Chandler Stisher

Region 5 -- Chandler Stisher

Medical school: University of Alabama at Birmingham School of Medicine
Year: MS3

About Chandler

What is your favorite thing about family medicine?

One of my favorite things about family medicine is the opportunity to build lasting relationships with patients that allow you to treat the whole person, throughout any stage of life. This gives family physicians a unique breadth of practice that I consider to be most rewarding. As medicine continues to advance, I am excited to see what the future holds for family medicine! 

What do you hope to accomplish in your position this year?

Through my position as a regional coordinator, I want to help bring together FMIGs from across the country to share stories of how they are spreading excitement for family medicine throughout their medical schools. In addition, by working with the other coordinators and FMIGs, I would like to see student choice of family medicine increase nationwide! As our health care system evolves, I think family physicians will be needed more than ever before, and I want to help students realize the potential difference they can make by choosing a career in family medicine!


James Lee

SNMA Student Liaison -- James Lee

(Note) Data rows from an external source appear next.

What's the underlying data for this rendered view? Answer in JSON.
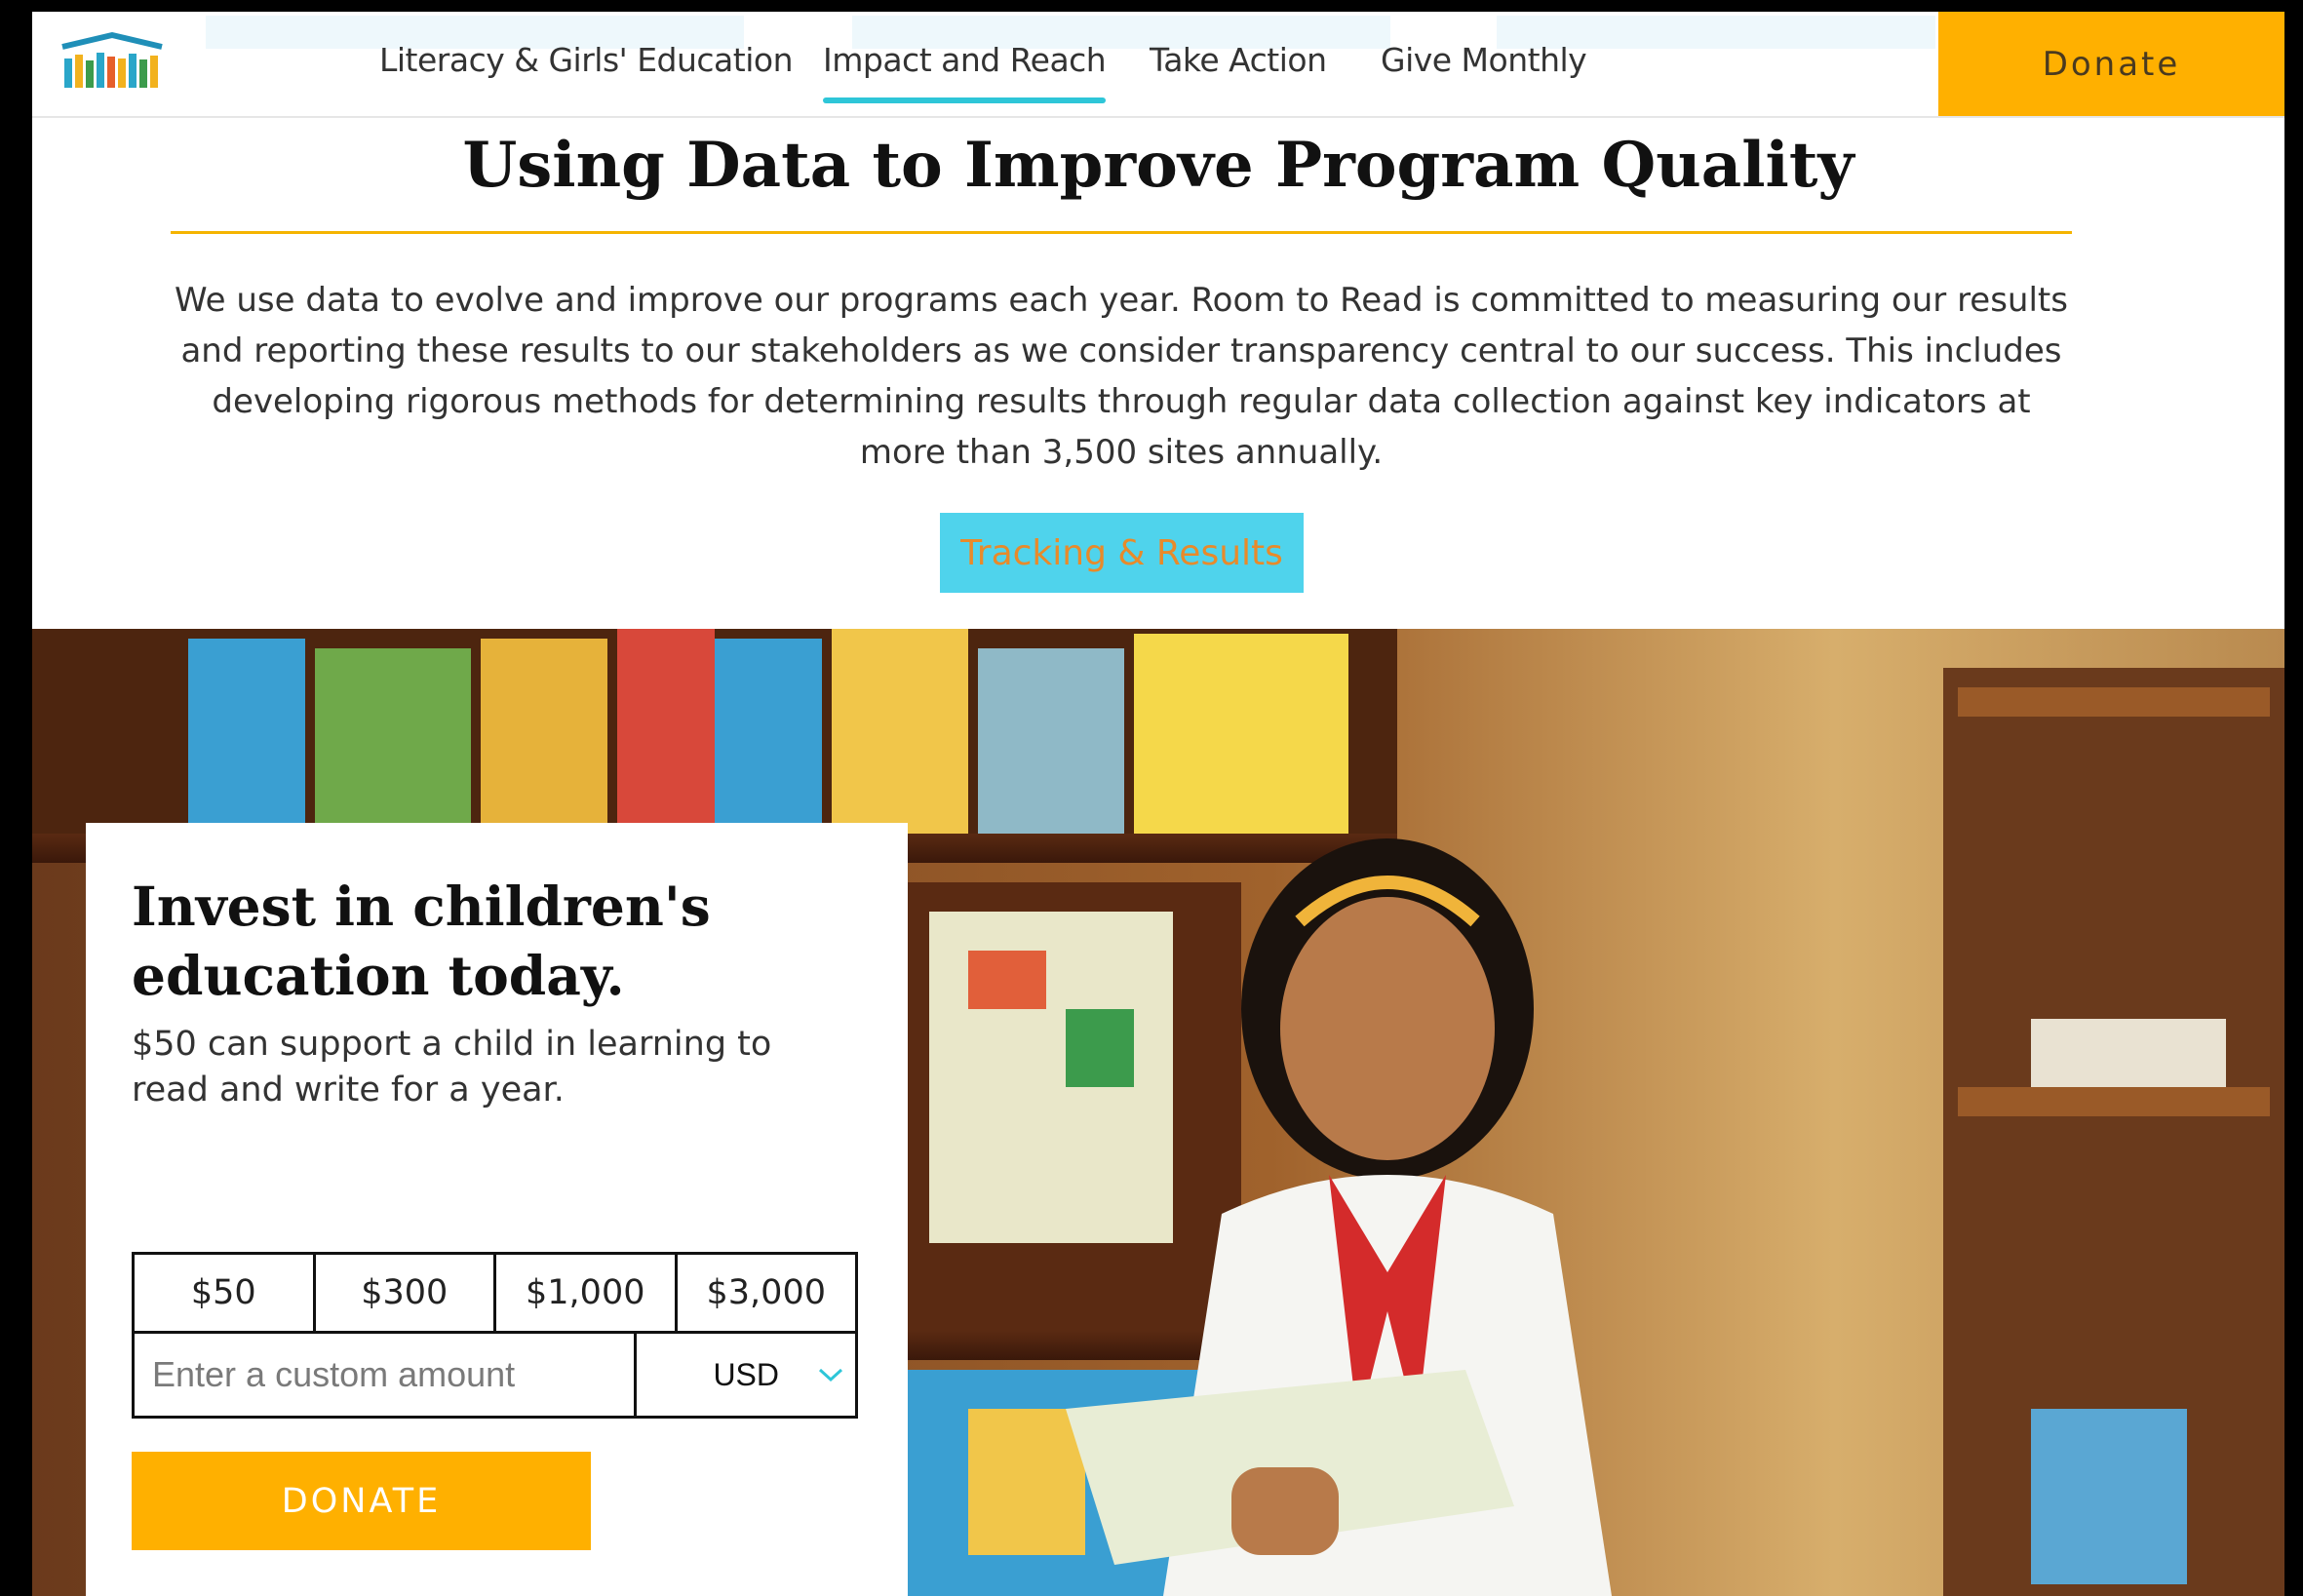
{
  "header": {
    "nav": [
      {
        "label": "Literacy & Girls' Education"
      },
      {
        "label": "Impact and Reach",
        "active": true
      },
      {
        "label": "Take Action"
      },
      {
        "label": "Give Monthly"
      }
    ],
    "donate_label": "Donate"
  },
  "intro": {
    "title": "Using Data to Improve Program Quality",
    "body": "We use data to evolve and improve our programs each year. Room to Read is committed to measuring our results and reporting these results to our stakeholders as we consider transparency central to our success. This includes developing rigorous methods for determining results through regular data collection against key indicators at more than 3,500 sites annually.",
    "cta_label": "Tracking & Results"
  },
  "donate_card": {
    "title": "Invest in children's education today.",
    "subtitle": "$50 can support a child in learning to read and write for a year.",
    "amounts": [
      "$50",
      "$300",
      "$1,000",
      "$3,000"
    ],
    "custom_placeholder": "Enter a custom amount",
    "currency": "USD",
    "donate_label": "DONATE"
  },
  "colors": {
    "accent_gold": "#ffb000",
    "accent_cyan": "#4fd3ec",
    "nav_underline": "#2ec6d8"
  },
  "icons": {
    "logo": "books-logo-icon",
    "currency_dropdown": "chevron-down-icon"
  }
}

Medical school: University of Central Florida College of Medicine
Year: MS3

About James

What is your favorite thing about family medicine?

Family medicine is great for someone like me who gets great pleasure from developing relationships over time. I like the idea of being able to treat entire families and having the opportunity to ingratiate myself with them and build a bond over the years. I love interacting with people of all ages and family medicine allows me to have exposure to pediatrics, geriatrics and everything in between. Also, I believe that family medicine puts physicians in the best position to impact the health of communities directly. I look forward to the opportunity to serve patients who are disadvantaged and are in the most need of health care.

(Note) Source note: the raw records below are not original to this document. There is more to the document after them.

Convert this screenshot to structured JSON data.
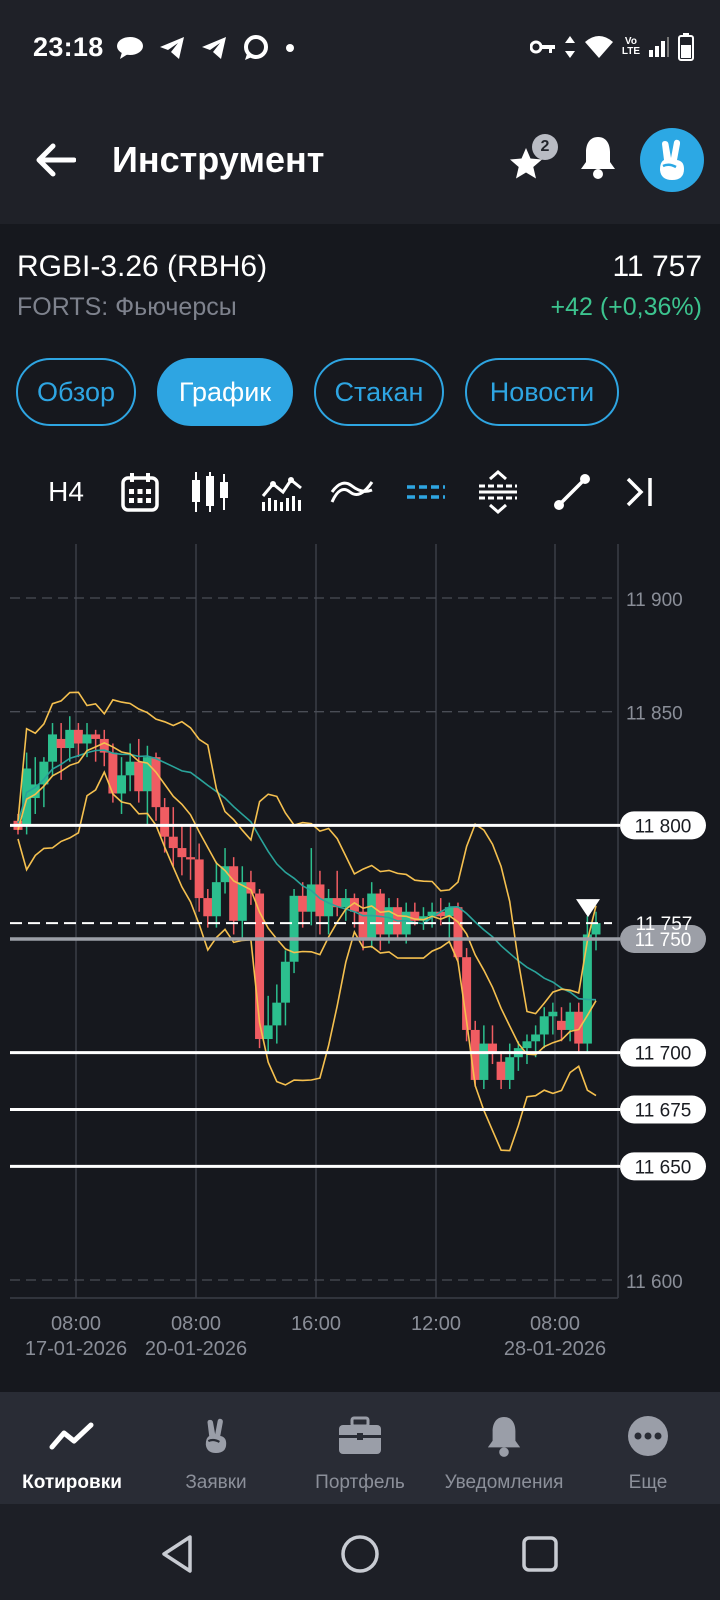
{
  "status_bar": {
    "time": "23:18",
    "volte_top": "Vo",
    "volte_bottom": "LTE"
  },
  "app_bar": {
    "title": "Инструмент",
    "favorites_count": "2"
  },
  "instrument": {
    "name": "RGBI-3.26 (RBH6)",
    "price": "11 757",
    "exchange": "FORTS: Фьючерсы",
    "change": "+42 (+0,36%)"
  },
  "tabs": [
    {
      "label": "Обзор",
      "active": false
    },
    {
      "label": "График",
      "active": true
    },
    {
      "label": "Стакан",
      "active": false
    },
    {
      "label": "Новости",
      "active": false
    }
  ],
  "toolbar": {
    "timeframe": "H4"
  },
  "colors": {
    "accent": "#2ea5e2",
    "bull": "#2cbf8e",
    "bear": "#f05c62",
    "bollinger": "#f5c04f",
    "moving_average": "#2aa49b",
    "positive": "#3cc48f"
  },
  "chart_data": {
    "type": "candlestick",
    "ylim": [
      11590,
      11920
    ],
    "y_ticks": [
      11900,
      11850,
      11600
    ],
    "x_tick_labels": [
      {
        "time": "08:00",
        "date": "17-01-2026"
      },
      {
        "time": "08:00",
        "date": "20-01-2026"
      },
      {
        "time": "16:00",
        "date": ""
      },
      {
        "time": "12:00",
        "date": ""
      },
      {
        "time": "08:00",
        "date": "28-01-2026"
      }
    ],
    "horizontal_levels": [
      11800,
      11700,
      11675,
      11650
    ],
    "current_price": 11757,
    "selected_level": 11750,
    "candles": [
      [
        11802,
        11805,
        11796,
        11798
      ],
      [
        11800,
        11832,
        11796,
        11825
      ],
      [
        11812,
        11830,
        11805,
        11818
      ],
      [
        11818,
        11830,
        11808,
        11828
      ],
      [
        11828,
        11845,
        11822,
        11840
      ],
      [
        11838,
        11845,
        11820,
        11834
      ],
      [
        11834,
        11848,
        11828,
        11842
      ],
      [
        11842,
        11845,
        11830,
        11836
      ],
      [
        11836,
        11845,
        11830,
        11840
      ],
      [
        11840,
        11842,
        11828,
        11838
      ],
      [
        11838,
        11842,
        11826,
        11832
      ],
      [
        11832,
        11836,
        11810,
        11814
      ],
      [
        11814,
        11830,
        11805,
        11822
      ],
      [
        11822,
        11836,
        11815,
        11828
      ],
      [
        11828,
        11838,
        11810,
        11815
      ],
      [
        11815,
        11835,
        11800,
        11830
      ],
      [
        11830,
        11832,
        11802,
        11808
      ],
      [
        11808,
        11812,
        11788,
        11795
      ],
      [
        11795,
        11808,
        11782,
        11790
      ],
      [
        11790,
        11800,
        11778,
        11786
      ],
      [
        11786,
        11800,
        11776,
        11785
      ],
      [
        11785,
        11792,
        11762,
        11768
      ],
      [
        11768,
        11772,
        11755,
        11760
      ],
      [
        11760,
        11784,
        11755,
        11775
      ],
      [
        11775,
        11790,
        11770,
        11782
      ],
      [
        11782,
        11786,
        11752,
        11758
      ],
      [
        11758,
        11782,
        11750,
        11775
      ],
      [
        11775,
        11780,
        11765,
        11770
      ],
      [
        11770,
        11772,
        11702,
        11706
      ],
      [
        11706,
        11725,
        11700,
        11712
      ],
      [
        11712,
        11730,
        11704,
        11722
      ],
      [
        11722,
        11745,
        11712,
        11740
      ],
      [
        11740,
        11772,
        11735,
        11769
      ],
      [
        11769,
        11775,
        11755,
        11762
      ],
      [
        11762,
        11790,
        11756,
        11774
      ],
      [
        11774,
        11780,
        11752,
        11760
      ],
      [
        11760,
        11772,
        11752,
        11768
      ],
      [
        11768,
        11780,
        11760,
        11764
      ],
      [
        11764,
        11772,
        11758,
        11768
      ],
      [
        11768,
        11770,
        11755,
        11762
      ],
      [
        11762,
        11768,
        11745,
        11750
      ],
      [
        11750,
        11775,
        11746,
        11770
      ],
      [
        11770,
        11772,
        11745,
        11752
      ],
      [
        11752,
        11768,
        11748,
        11764
      ],
      [
        11764,
        11768,
        11750,
        11752
      ],
      [
        11752,
        11766,
        11748,
        11762
      ],
      [
        11762,
        11766,
        11756,
        11758
      ],
      [
        11758,
        11764,
        11754,
        11760
      ],
      [
        11760,
        11766,
        11755,
        11762
      ],
      [
        11762,
        11768,
        11756,
        11760
      ],
      [
        11760,
        11766,
        11748,
        11764
      ],
      [
        11764,
        11766,
        11740,
        11742
      ],
      [
        11742,
        11746,
        11705,
        11710
      ],
      [
        11710,
        11714,
        11685,
        11688
      ],
      [
        11688,
        11712,
        11684,
        11704
      ],
      [
        11704,
        11712,
        11695,
        11700
      ],
      [
        11696,
        11700,
        11684,
        11688
      ],
      [
        11688,
        11704,
        11684,
        11698
      ],
      [
        11698,
        11705,
        11692,
        11702
      ],
      [
        11702,
        11708,
        11695,
        11705
      ],
      [
        11705,
        11712,
        11698,
        11708
      ],
      [
        11708,
        11720,
        11702,
        11716
      ],
      [
        11716,
        11722,
        11708,
        11718
      ],
      [
        11714,
        11720,
        11705,
        11710
      ],
      [
        11710,
        11722,
        11705,
        11718
      ],
      [
        11718,
        11722,
        11700,
        11704
      ],
      [
        11704,
        11760,
        11700,
        11752
      ],
      [
        11752,
        11762,
        11745,
        11757
      ]
    ]
  }
}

Why is family medicine so important to health care in the United States (and the world)?

One way to lower the expense of health care is to reduce the need for life-saving interventions provided in emergency rooms. Preventative care is the best way for patients to maintain good health and reduce the need for expensive tests and procedures. Primary care can help promote healthy lifestyles that are sustainable throughout a patient's life. In this way, family medicine doctors are able to have a more permanent and lasting impact on the quality of life of their patients.


Vicki Otaño

LMSA Student Liaison -- Victoria Otaño

Medical school: University of Kansas School of Medicine
Year: MS4

About Vicki

What is your favorite thing about family medicine?

My favorite thing about becoming a family physician is the connection with our community. During my years in medical school, I‘ve learned the needs of the community define the health of our patients. Providing access to care and being involved in communities has had a huge impact not only on who I am today, but most importantly, on who I want to become. The most exciting aspects of family medicine are being able to follow families at different stages of their lives and watch them grow and overcome difficulties, and empowering them to make healthy decisions. I cannot wait to care for families and celebrate the small things in life together.

Why is family medicine so important to health care in the United States (and the world)?

I believe family medicine makes an incredible impact in the lives of patients and in communities. Being able to call somebody “my doctor” should not be a privilege of a few. Having somebody to turn to for information, comfort, and support is an important aspect of the health of an individual. I consider prevention of health problems a key to a healthier future, and family physicians are in an excellent position to make a difference. Family doctors not only care for the patient’s health status, but also consider the person as a whole. We strive to care for our patient’s mental health, understand the social-economical context they live in, and provide support in every aspect of a person’s life.